Businesses whether small, medium or large corporation existence in the long run will depend on how green they are. That is, their contribution to social wellbeing and environmental sustainability and not just their profitability or contribution to shareholders’ value. A business that is thinking green must be thinking about the environmental stakeholders – including governments, the scientific community, educational institutions, public interest groups and the general public.
Green business strategies and activities meet the needs of the enterprise and its stakeholders today while also protecting, sustaining and enhancing the human and natural resources that will be needed in the future (World Commission on Environment and Development).
It highlights business dependence on human and natural resources in addition to physical and financial capital. The business, human and natural resources are in mutual relationship; each of the trio has its own contribution in the relationship and is dependent on others. Failure of any of the participants will lead to a recoiling effects on not only others but also the one that is at default. It therefore follows that business activities must not irreparably degrade or destroy these natural and human resources.
The concept of “green business” like many terms in this emerging market, can take on different meanings based on context and speaker. Green For All defined a green business as one that does a minimum of four things:
preserves or enhances environmental quality;
provides family-supporting wages and benefits, with safe working conditions;
provides access to training and a clear career track; and
is inclusive of gender, race, geographic and age diversity, and many more issues…

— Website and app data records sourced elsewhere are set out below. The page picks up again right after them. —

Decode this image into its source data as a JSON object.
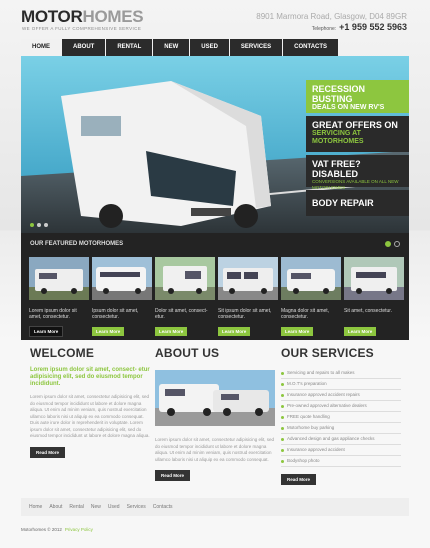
{
  "brand": {
    "part1": "MOTOR",
    "part2": "HOMES",
    "tagline": "WE OFFER A FULLY COMPREHENSIVE SERVICE"
  },
  "contact": {
    "address": "8901 Marmora Road, Glasgow, D04 89GR",
    "phone_label": "Telephone:",
    "phone": "+1 959 552 5963"
  },
  "nav": [
    "HOME",
    "ABOUT",
    "RENTAL",
    "NEW",
    "USED",
    "SERVICES",
    "CONTACTS"
  ],
  "hero": {
    "promos": [
      {
        "t1": "RECESSION BUSTING",
        "t2": "DEALS ON NEW RV'S"
      },
      {
        "t1": "GREAT OFFERS ON",
        "t2": "SERVICING AT MOTORHOMES"
      },
      {
        "t1": "VAT FREE? DISABLED",
        "sm": "CONVERSIONS AVAILABLE ON ALL NEW MOTORHOMES"
      },
      {
        "t1": "BODY REPAIR"
      }
    ]
  },
  "featured": {
    "title": "OUR FEATURED MOTORHOMES",
    "items": [
      {
        "caption": "Lorem ipsum dolor sit amet, consectetur.",
        "button": "Learn More"
      },
      {
        "caption": "Ipsum dolor sit amet, consectetur.",
        "button": "Learn More"
      },
      {
        "caption": "Dolor sit amet, consect- etur.",
        "button": "Learn More"
      },
      {
        "caption": "Sit ipsum dolor sit amet, consectetur.",
        "button": "Learn More"
      },
      {
        "caption": "Magna dolor sit amet, consectetur.",
        "button": "Learn More"
      },
      {
        "caption": "Sit amet, consectetur.",
        "button": "Learn More"
      }
    ]
  },
  "welcome": {
    "title": "WELCOME",
    "lead": "Lorem ipsum dolor sit amet, consect- etur adipisicing elit, sed do eiusmod tempor incididunt.",
    "body": "Lorem ipsum dolor sit amet, consectetur adipisicing elit, sed do eiusmod tempor incididunt ut labore et dolore magna aliqua. Ut enim ad minim veniam, quis nostrud exercitation ullamco laboris nisi ut aliquip ex ea commodo consequat. Duis aute irure dolor in reprehenderit in voluptate. Lorem ipsum dolor sit amet, consectetur adipisicing elit, sed do eiusmod tempor incididunt ut labore et dolore magna aliqua.",
    "button": "Read More"
  },
  "about": {
    "title": "ABOUT US",
    "body": "Lorem ipsum dolor sit amet, consectetur adipisicing elit, sed do eiusmod tempor incididunt ut labore et dolore magna aliqua. Ut enim ad minim veniam, quis nostrud exercitation ullamco laboris nisi ut aliquip ex ea commodo consequat.",
    "button": "Read More"
  },
  "services": {
    "title": "OUR SERVICES",
    "items": [
      "Servicing and repairs to all makes",
      "M.O.T's preparation",
      "Insurance approved accident repairs",
      "Pre-owned approved alternative dealers",
      "FREE quote handling",
      "Motorhome buy parking",
      "Advanced design and gas appliance checks",
      "Insurance approved accident",
      "Bodyshop photo"
    ],
    "button": "Read More"
  },
  "footer": {
    "links": [
      "Home",
      "About",
      "Rental",
      "New",
      "Used",
      "Services",
      "Contacts"
    ],
    "copyright": "Motorhomes © 2012",
    "privacy": "Privacy Policy"
  }
}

Green business may be cost intensive but this cannot be compared to the long run cost implication of not implementing it.
To be continued…